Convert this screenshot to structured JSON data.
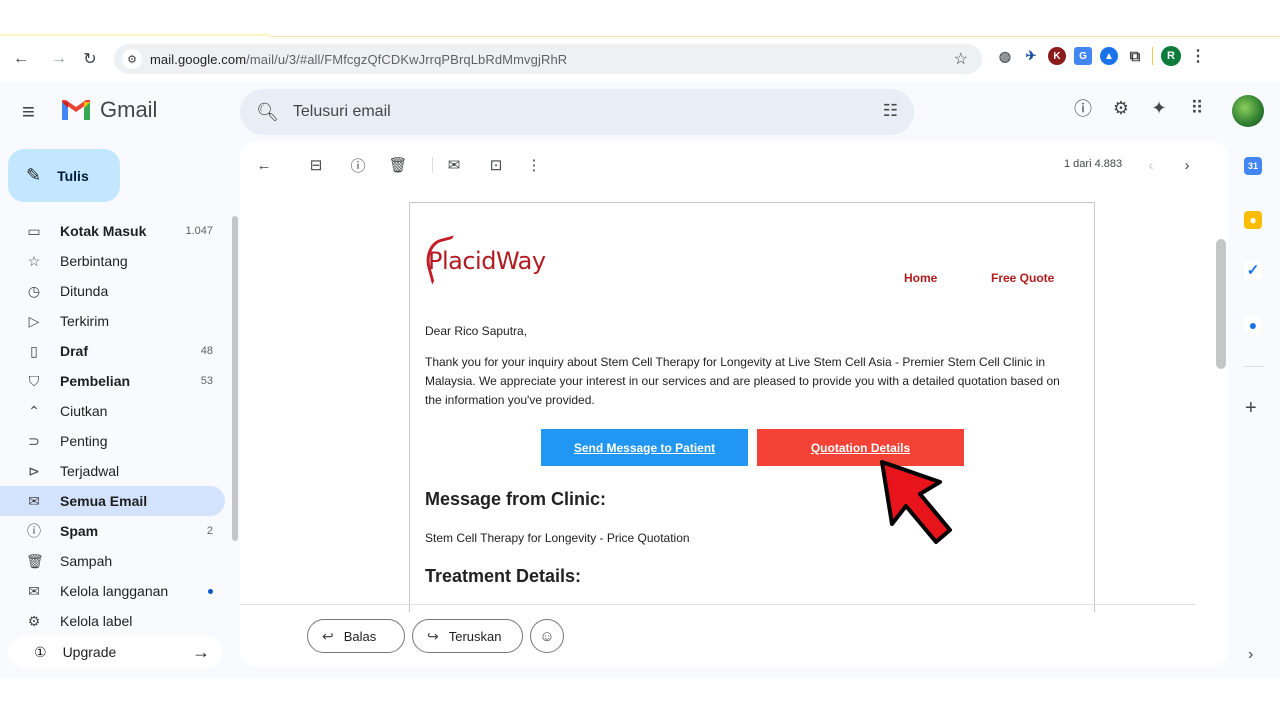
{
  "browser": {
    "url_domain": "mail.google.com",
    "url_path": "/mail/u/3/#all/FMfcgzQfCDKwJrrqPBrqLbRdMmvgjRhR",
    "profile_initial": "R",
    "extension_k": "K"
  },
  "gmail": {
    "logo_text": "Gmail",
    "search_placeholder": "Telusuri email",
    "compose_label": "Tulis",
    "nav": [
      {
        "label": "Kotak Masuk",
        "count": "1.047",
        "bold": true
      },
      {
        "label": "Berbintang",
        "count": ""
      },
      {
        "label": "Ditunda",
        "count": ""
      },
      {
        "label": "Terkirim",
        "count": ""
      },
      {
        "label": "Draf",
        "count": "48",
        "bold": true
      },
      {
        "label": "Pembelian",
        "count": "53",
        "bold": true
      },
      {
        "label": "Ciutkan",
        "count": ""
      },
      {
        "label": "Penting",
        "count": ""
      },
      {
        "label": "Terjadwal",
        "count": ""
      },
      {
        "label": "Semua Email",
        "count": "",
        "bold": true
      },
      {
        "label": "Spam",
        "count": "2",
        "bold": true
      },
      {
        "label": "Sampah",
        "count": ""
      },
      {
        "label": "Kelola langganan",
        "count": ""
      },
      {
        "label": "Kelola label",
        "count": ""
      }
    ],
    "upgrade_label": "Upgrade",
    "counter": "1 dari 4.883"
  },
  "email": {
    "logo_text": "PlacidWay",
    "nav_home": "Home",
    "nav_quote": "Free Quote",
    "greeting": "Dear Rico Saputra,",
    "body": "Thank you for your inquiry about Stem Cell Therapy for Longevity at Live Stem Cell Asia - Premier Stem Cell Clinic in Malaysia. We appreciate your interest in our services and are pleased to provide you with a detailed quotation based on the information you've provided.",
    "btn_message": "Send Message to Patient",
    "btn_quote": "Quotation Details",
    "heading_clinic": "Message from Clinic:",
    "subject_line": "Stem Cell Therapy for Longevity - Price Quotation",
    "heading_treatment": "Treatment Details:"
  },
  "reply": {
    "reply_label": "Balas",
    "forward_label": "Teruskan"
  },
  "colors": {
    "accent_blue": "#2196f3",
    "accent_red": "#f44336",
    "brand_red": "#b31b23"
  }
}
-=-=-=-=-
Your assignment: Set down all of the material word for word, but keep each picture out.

Response to the exercise:
Convert this screenshot to structured JSON data.
{
  "browser": {
    "url_domain": "mail.google.com",
    "url_path": "/mail/u/3/#all/FMfcgzQfCDKwJrrqPBrqLbRdMmvgjRhR",
    "profile_initial": "R",
    "extension_k": "K"
  },
  "gmail": {
    "logo_text": "Gmail",
    "search_placeholder": "Telusuri email",
    "compose_label": "Tulis",
    "nav": [
      {
        "label": "Kotak Masuk",
        "count": "1.047",
        "bold": true
      },
      {
        "label": "Berbintang",
        "count": ""
      },
      {
        "label": "Ditunda",
        "count": ""
      },
      {
        "label": "Terkirim",
        "count": ""
      },
      {
        "label": "Draf",
        "count": "48",
        "bold": true
      },
      {
        "label": "Pembelian",
        "count": "53",
        "bold": true
      },
      {
        "label": "Ciutkan",
        "count": ""
      },
      {
        "label": "Penting",
        "count": ""
      },
      {
        "label": "Terjadwal",
        "count": ""
      },
      {
        "label": "Semua Email",
        "count": "",
        "bold": true
      },
      {
        "label": "Spam",
        "count": "2",
        "bold": true
      },
      {
        "label": "Sampah",
        "count": ""
      },
      {
        "label": "Kelola langganan",
        "count": ""
      },
      {
        "label": "Kelola label",
        "count": ""
      }
    ],
    "upgrade_label": "Upgrade",
    "counter": "1 dari 4.883"
  },
  "email": {
    "logo_text": "PlacidWay",
    "nav_home": "Home",
    "nav_quote": "Free Quote",
    "greeting": "Dear Rico Saputra,",
    "body": "Thank you for your inquiry about Stem Cell Therapy for Longevity at Live Stem Cell Asia - Premier Stem Cell Clinic in Malaysia. We appreciate your interest in our services and are pleased to provide you with a detailed quotation based on the information you've provided.",
    "btn_message": "Send Message to Patient",
    "btn_quote": "Quotation Details",
    "heading_clinic": "Message from Clinic:",
    "subject_line": "Stem Cell Therapy for Longevity - Price Quotation",
    "heading_treatment": "Treatment Details:"
  },
  "reply": {
    "reply_label": "Balas",
    "forward_label": "Teruskan"
  },
  "colors": {
    "accent_blue": "#2196f3",
    "accent_red": "#f44336",
    "brand_red": "#b31b23"
  }
}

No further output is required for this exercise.